One of the most stunning concepts from the Omnivore's Dilemma to me was the typical distance that the average food item travels to reach us in this country —1500 miles! (see the beginning of Chapter 13, The Market). That got my attention, in these days of accounting for our use of fossil fuels and our carbon footprint. Pollan states, "Today it takes between seven and ten calories of fossil fuel energy to deliver one calorie of food energy to an American plate (chapter 12, p. 183)." Previously, I had not really discerned the difference between Whole Foods â€" style organic foods and those that can be obtained from local producers. But Pollan's focus on the cost in fuel of food transportation made me rethink. The section of the book surrounding the third meal (Chapters 10 through 14) turned me into something of a locavore. This was consistent with my previous behavior of selecting local because of flavor, freshness, a desire for seasonal foods, and to support local producers. But now it has become more of a passion.
In his post on July 7th, Rob posed some questions about the Whole Foods, or industrial organic approach, which generated some more discussion. I am curious what readers think about the future of stores such as this. Do they play an important role? Or do we now have so many opportunities to buy local that they are not so relevant? In addition to farmer's markets and farm subscription programs (also called Community Supported Agriculture, or CSA), I have noticed that local grocery stores from Target to Lund's & Byerly's are offering more local alternatives. On your next visit to your local store, see what you find.
I also invite you to call on your inner naturalist to survey the natural history of your diet. Try making a list of all the different animals, vegetables and microbes you eat in a given week. How diverse is your diet? Although you may be unaware of the origin of your foods, inventory which of them could not have been produced locally. What would you most miss if you could eat only local foods? Please share some reflections on your inventory.
For those of you interested in reading more on local foods, here are two additional books I recommend for entertaining reading:
Animal, Vegetable, Miracle: A Year of Food Life, by Barbara Kingsolver
Plenty: One Man, One Woman, and a Raucous Year of Eating Locally, by Alisa Smith and J. B. Mackinnon
If you want identify more specific opportunities to eat locally, here are some suggested websites:
Local Harvest (http://www.localharvest.org/) directs you to local producers, restaurants, stores, and CSA providers with Google and Mapquest-like tools.
The non-profit organization The Minnesota Project has compiled (http://www.mnproject.org/food-intro.html) many links and resources

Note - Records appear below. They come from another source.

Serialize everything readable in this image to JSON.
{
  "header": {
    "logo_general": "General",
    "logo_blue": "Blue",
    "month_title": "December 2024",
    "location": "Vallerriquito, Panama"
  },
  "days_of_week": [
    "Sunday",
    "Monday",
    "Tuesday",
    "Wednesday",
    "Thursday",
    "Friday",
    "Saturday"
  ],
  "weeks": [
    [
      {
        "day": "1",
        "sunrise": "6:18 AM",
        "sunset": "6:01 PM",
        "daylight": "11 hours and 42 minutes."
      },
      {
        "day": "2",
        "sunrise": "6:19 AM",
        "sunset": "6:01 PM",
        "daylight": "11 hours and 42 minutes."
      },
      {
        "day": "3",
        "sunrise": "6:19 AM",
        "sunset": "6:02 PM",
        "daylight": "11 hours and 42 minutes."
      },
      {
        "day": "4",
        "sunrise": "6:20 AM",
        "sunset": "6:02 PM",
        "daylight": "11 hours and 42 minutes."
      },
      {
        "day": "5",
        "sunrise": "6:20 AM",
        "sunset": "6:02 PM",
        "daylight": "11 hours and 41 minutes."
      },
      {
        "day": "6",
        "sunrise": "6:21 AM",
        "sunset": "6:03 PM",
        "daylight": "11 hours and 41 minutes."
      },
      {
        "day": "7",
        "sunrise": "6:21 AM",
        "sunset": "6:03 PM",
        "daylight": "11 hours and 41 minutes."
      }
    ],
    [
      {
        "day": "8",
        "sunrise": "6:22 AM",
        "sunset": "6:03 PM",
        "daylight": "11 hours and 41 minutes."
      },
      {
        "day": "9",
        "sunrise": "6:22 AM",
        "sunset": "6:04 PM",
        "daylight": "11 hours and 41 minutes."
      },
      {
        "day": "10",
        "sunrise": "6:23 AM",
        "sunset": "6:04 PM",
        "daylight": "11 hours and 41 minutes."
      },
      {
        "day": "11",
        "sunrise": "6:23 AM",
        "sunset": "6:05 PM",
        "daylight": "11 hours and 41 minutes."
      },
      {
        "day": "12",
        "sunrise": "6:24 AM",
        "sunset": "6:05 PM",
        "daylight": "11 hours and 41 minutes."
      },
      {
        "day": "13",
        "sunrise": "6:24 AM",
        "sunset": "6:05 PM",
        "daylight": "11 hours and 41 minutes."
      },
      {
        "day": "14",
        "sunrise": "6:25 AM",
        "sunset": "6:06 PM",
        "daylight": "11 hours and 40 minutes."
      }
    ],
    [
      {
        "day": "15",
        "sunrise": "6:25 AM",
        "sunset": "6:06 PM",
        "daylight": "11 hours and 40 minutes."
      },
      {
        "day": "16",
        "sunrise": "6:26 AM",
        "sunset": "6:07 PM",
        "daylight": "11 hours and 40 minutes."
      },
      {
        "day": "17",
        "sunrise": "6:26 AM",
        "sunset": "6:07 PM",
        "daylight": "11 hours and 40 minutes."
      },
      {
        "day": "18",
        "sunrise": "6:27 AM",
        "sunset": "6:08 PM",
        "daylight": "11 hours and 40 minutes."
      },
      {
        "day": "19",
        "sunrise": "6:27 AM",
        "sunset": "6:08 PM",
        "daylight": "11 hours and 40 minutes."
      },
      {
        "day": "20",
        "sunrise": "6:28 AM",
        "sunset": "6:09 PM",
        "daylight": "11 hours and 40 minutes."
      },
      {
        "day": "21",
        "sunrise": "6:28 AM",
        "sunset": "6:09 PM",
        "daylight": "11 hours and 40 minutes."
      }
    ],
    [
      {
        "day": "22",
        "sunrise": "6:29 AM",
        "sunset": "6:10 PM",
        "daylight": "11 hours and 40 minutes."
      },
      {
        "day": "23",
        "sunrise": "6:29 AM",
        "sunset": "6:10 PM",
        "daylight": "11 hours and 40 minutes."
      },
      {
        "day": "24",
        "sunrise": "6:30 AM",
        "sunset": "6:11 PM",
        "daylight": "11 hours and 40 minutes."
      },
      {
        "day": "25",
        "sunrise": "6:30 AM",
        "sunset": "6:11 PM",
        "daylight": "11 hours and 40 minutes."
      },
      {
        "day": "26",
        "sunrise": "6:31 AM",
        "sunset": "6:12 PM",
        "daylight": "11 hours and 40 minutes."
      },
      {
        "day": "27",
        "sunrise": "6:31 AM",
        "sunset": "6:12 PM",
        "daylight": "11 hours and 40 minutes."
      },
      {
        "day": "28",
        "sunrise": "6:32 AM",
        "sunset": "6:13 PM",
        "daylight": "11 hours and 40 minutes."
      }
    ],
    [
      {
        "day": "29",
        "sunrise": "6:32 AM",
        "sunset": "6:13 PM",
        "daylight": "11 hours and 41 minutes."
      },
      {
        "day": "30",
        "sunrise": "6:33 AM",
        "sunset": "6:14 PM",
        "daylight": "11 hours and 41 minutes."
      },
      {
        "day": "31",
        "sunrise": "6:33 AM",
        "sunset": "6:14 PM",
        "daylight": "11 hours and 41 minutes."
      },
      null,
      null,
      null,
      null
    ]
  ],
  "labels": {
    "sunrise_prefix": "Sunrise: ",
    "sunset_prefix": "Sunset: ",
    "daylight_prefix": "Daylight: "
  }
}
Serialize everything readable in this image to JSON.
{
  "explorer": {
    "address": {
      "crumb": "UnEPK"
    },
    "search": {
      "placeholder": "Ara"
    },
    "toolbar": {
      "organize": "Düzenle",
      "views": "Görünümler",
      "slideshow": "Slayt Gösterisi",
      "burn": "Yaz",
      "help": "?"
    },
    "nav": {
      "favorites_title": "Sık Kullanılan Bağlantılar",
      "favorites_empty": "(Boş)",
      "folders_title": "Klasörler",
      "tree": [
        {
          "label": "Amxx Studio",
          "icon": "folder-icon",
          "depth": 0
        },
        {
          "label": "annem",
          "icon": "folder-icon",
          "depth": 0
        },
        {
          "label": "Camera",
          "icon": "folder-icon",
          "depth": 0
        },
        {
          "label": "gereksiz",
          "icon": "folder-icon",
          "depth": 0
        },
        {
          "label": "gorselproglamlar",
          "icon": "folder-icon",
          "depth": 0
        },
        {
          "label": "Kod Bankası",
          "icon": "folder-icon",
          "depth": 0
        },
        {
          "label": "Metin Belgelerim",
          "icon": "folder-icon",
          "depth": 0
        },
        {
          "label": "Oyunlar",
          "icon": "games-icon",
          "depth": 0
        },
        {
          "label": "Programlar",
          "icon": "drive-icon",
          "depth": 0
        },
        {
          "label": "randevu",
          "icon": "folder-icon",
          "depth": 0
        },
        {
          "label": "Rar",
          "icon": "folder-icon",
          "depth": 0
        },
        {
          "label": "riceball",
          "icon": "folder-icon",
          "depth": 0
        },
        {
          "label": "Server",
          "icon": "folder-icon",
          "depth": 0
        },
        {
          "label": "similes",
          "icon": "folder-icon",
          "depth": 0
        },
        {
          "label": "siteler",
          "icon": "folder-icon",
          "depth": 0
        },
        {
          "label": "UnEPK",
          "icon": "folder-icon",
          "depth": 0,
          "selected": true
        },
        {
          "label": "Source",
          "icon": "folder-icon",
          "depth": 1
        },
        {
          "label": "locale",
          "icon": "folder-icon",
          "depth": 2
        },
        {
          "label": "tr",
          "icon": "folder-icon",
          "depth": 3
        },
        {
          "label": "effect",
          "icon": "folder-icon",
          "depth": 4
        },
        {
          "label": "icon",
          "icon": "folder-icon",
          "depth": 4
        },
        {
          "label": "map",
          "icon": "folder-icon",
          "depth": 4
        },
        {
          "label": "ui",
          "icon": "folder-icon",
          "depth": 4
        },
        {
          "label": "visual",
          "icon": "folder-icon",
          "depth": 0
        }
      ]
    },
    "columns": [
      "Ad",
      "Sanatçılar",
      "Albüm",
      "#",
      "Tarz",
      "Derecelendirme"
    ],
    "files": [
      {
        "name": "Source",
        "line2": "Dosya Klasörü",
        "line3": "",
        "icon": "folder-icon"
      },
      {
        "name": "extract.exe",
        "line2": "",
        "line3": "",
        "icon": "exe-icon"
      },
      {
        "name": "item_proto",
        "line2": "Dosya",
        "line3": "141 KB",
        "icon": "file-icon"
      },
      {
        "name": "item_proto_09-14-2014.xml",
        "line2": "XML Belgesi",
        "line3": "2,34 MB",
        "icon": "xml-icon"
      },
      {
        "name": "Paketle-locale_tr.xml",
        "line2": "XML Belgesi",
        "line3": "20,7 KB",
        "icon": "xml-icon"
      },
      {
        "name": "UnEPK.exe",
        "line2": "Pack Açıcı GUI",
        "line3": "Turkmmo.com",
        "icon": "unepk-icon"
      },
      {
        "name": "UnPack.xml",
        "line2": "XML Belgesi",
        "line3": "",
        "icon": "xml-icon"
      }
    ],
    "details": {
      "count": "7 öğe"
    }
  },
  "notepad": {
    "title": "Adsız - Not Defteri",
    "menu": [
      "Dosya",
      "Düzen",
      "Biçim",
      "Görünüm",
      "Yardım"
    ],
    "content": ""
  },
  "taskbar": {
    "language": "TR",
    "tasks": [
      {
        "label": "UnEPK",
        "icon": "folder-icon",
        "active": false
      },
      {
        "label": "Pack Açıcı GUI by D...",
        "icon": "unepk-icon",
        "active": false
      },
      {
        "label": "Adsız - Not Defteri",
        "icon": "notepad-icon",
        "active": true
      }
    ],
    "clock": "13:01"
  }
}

The Minnesota Department of Agriculture is also a great resource on Minnesota foods, including a directory by county (http://www.mda.state.mn.us/food/default.htm).